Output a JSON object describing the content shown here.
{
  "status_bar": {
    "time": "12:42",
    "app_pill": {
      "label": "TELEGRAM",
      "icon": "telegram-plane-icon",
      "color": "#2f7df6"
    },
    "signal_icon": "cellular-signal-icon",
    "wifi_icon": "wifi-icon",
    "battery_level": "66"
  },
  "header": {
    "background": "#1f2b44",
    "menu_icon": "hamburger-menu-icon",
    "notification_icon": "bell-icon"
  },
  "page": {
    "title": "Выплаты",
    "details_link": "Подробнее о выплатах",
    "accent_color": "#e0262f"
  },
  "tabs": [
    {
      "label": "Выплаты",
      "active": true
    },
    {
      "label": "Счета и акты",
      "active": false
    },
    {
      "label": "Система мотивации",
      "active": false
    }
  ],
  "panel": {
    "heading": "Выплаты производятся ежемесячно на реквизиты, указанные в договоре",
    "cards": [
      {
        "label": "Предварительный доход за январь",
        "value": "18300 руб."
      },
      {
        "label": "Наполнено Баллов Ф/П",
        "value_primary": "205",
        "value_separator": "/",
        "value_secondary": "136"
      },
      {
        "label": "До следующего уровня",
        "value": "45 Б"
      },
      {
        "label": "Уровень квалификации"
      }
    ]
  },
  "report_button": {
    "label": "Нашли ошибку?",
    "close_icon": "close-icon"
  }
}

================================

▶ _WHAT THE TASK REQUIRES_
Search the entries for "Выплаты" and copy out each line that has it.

▶ _ANSWER AREA_
    "title": "Выплаты",
      "label": "Выплаты",
    "heading": "Выплаты производятся ежемесячно на реквизиты, указанные в договоре",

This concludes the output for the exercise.